Please click that subscribe button so you can join us next month as we utilize the Orange Prison Jumpsuit to think about representations of prisons in the popular imagination, and the extent to which this representation conveys the reality faced by incarcerated people in the United States.
The Curatorial Team
Have questions or recommendations for the team at Clothing Inside? Contact us at firstname.lastname@example.org
Angela Davis’s Are Prisons Obsolete? focuses on the project of prison abolition by referring to the systematized manners in which prisons have been imbued with racism and sexism, and stresses that these moral impasses are unable to be reformed. Within this work, she states: “As important as some reforms may be … frameworks that rely exclusively on reforms help to produce the stultifying idea that nothing lies beyond the prison” (Davis 20).
Dean Spade’s Normal Life: Administrative Violence, Critical Trans Politics and the Limits of Law critiques the cultural presumption that legal interventions—particularly as they apply to nondiscrimination and equal protection under the law—should be the primary objective of LGBTQ+ activists. While much of this book is dedicated to this particular critique, and to expressing alternative resistance strategies, he also consistently centers abolitionist priorities throughout the work. In regards to prison reform, he states: “Prison reform efforts aimed at reducing a variety of harms, such as gender and sexual violence, medical neglect and abuse, and overcrowding, to name but a few, have often been made by well-meaning people who wanted to address the horrors of prison life. But these reform efforts have been incorporated into the project of prison expansion, mobilized as rationales for building and filling more and more prisons” (Spade 48).
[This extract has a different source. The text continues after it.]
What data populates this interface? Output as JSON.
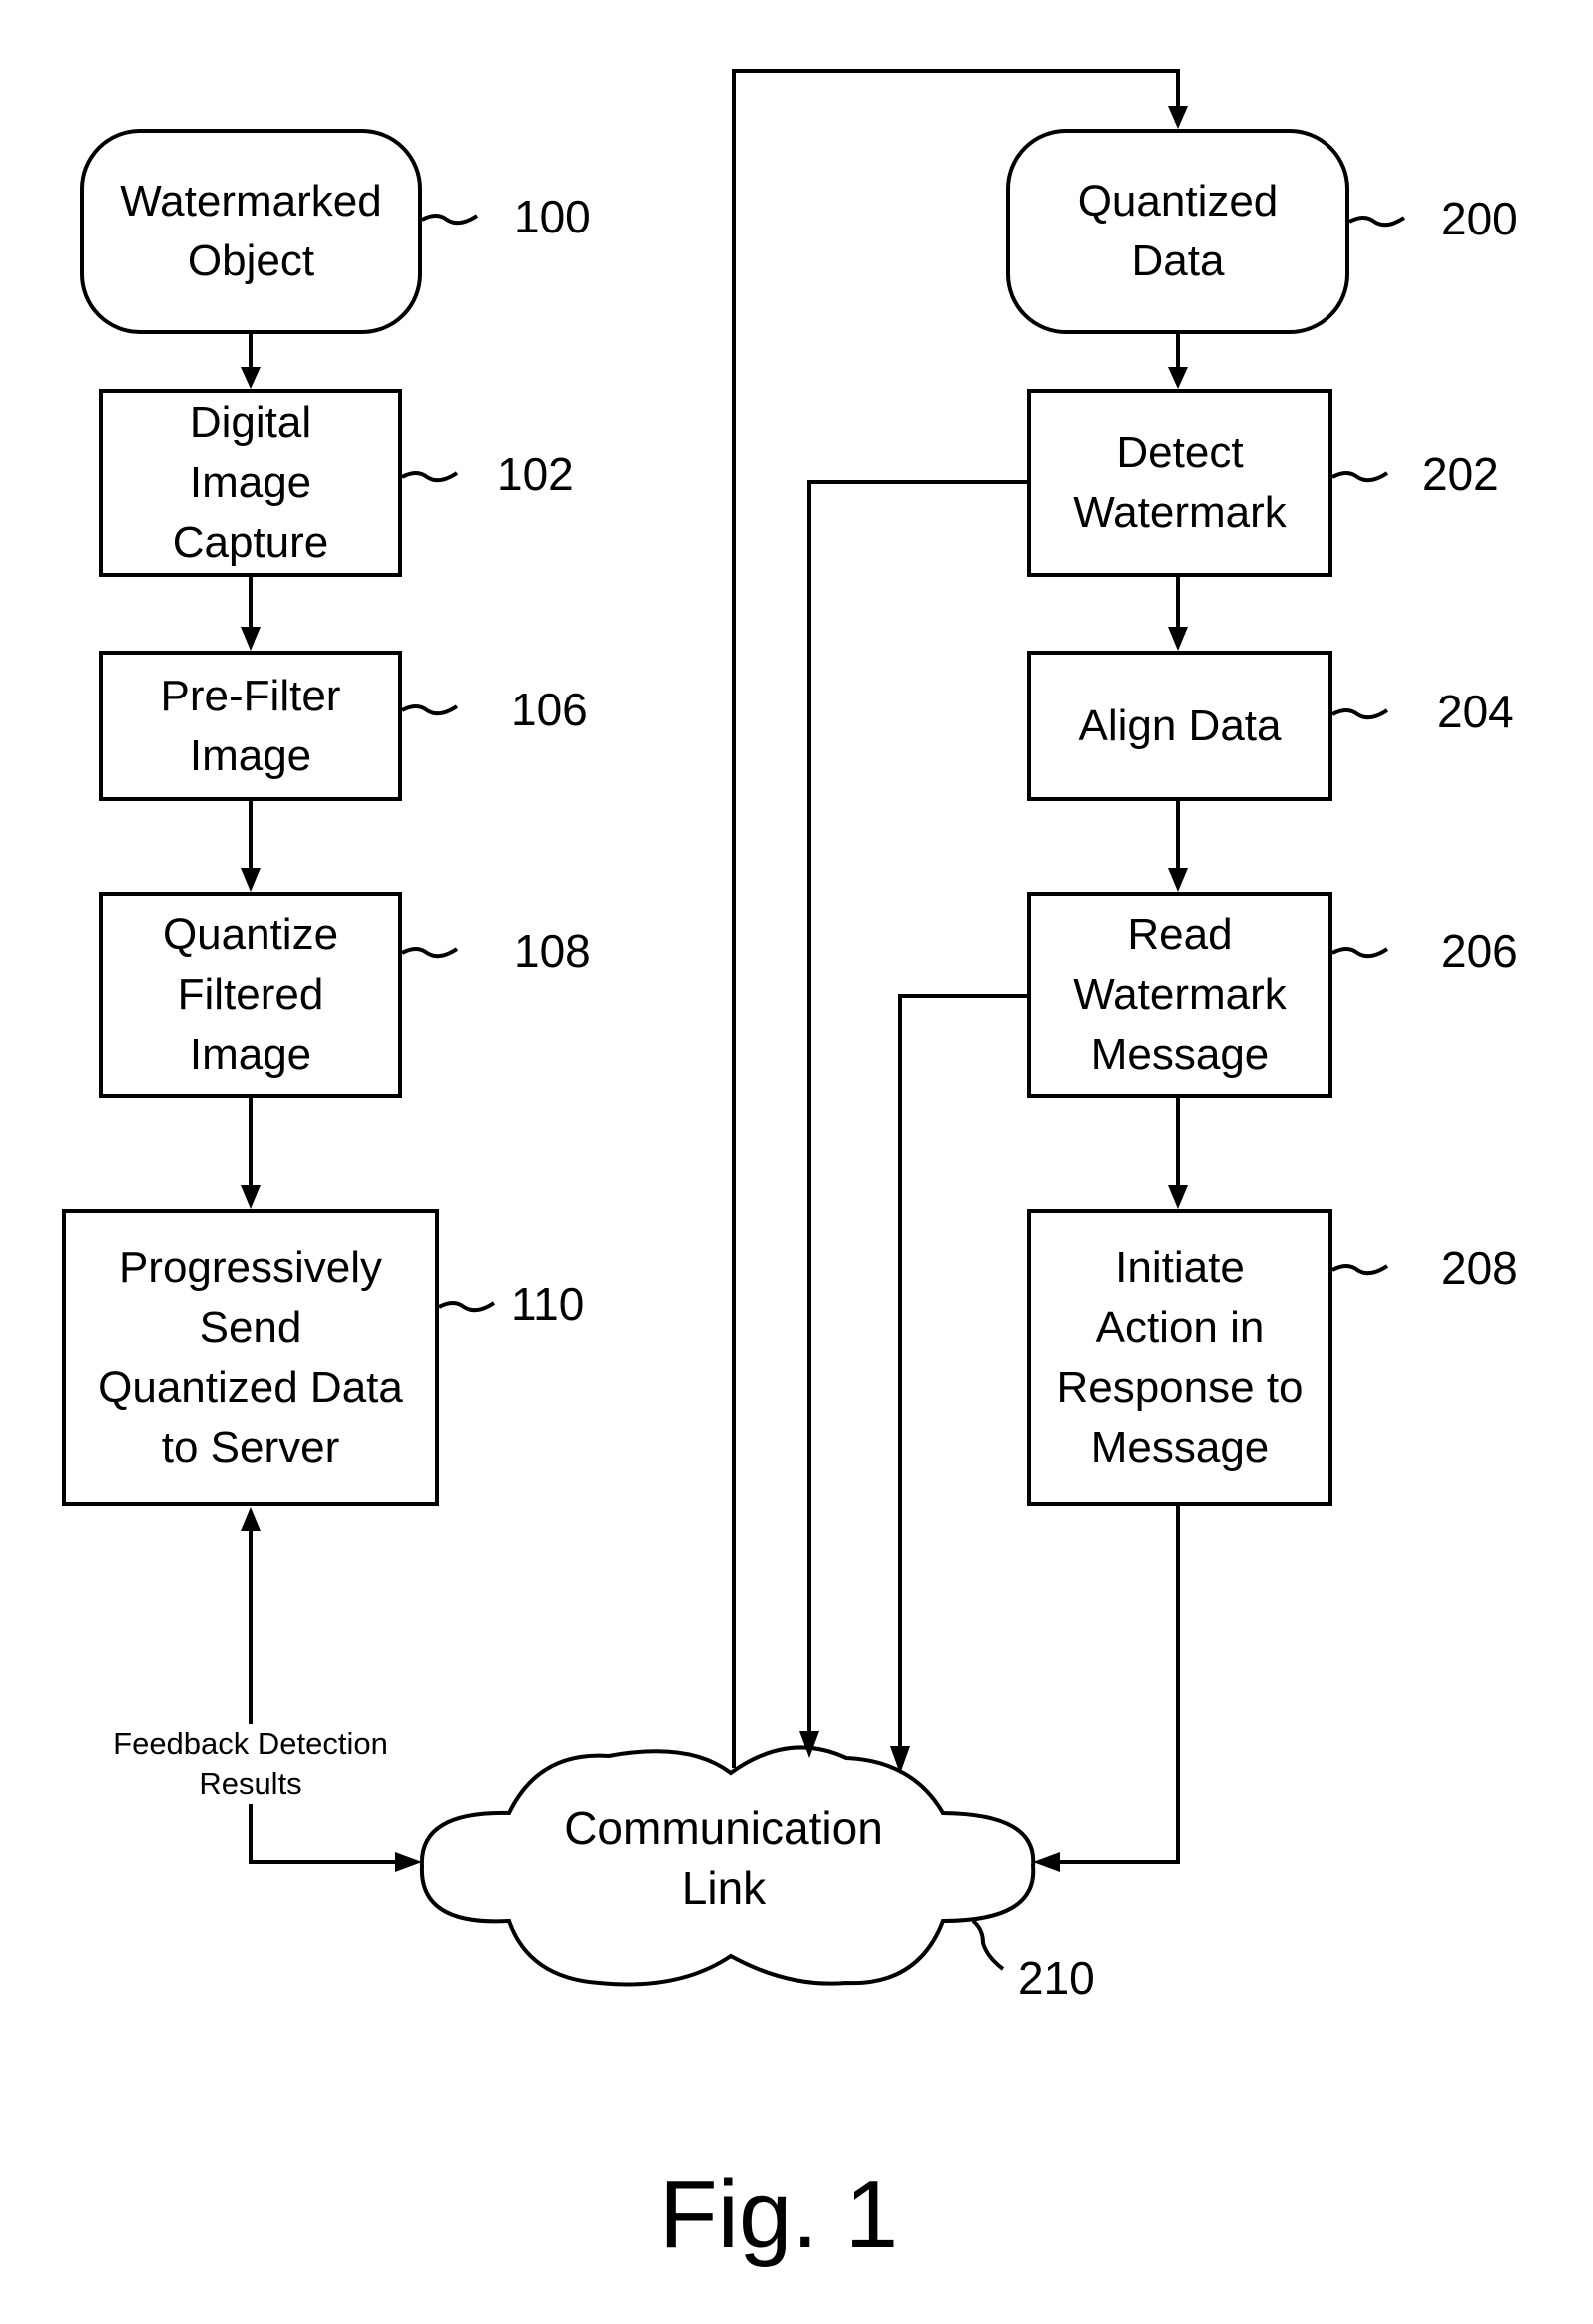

Michel Foucault’s Discipline and Punish: The Birth of the Prison traces the lineage of the contemporary prison by referring to former systems of punishment, and articulating its entanglement with other institutions of discipline. In this text, Foucault notes that “‘reform,’ in the strict sense, as it was formulated in the theories of law or as it was outlined in the various projects, was the political or philosophical resumption of this strategy, with its primary objectives: to make of the punishment and repression of illegalities a regular function, coextensive with society; not to punish less, but to punish better; to punish with an attenuated severity perhaps, but in order to punish with more universality and necessity; to insert the power to punish more deeply into the social body” (Foucault 82).
From Angela Davis’s Are Prisons Obsolete?: “Because of the extent to which prison building and operation began to attract vast amounts of capital—from the construction industry to food and health care provisions—in a way that recalled the emergence of the military industrial complex, we began to refer to a ‘prison industrial complex’” (Davis 12).